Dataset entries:
◇ ◇ ◇ ◇ ◇

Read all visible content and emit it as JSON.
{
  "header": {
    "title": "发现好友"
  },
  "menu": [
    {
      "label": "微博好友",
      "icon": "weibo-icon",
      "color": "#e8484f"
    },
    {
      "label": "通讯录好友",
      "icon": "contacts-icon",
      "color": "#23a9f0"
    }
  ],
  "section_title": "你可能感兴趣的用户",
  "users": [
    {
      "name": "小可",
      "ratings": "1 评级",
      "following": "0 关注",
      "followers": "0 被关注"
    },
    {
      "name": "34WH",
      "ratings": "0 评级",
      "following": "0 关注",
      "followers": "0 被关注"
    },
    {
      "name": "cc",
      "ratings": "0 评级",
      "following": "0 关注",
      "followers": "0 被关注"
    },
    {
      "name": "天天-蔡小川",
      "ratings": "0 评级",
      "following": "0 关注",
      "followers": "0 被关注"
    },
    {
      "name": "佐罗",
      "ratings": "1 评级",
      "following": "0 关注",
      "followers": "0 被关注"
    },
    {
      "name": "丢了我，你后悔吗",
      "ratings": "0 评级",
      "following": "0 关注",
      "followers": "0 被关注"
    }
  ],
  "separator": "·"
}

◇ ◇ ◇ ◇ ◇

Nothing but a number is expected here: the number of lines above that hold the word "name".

= ANSWER FOR THIS EXERCISE =
6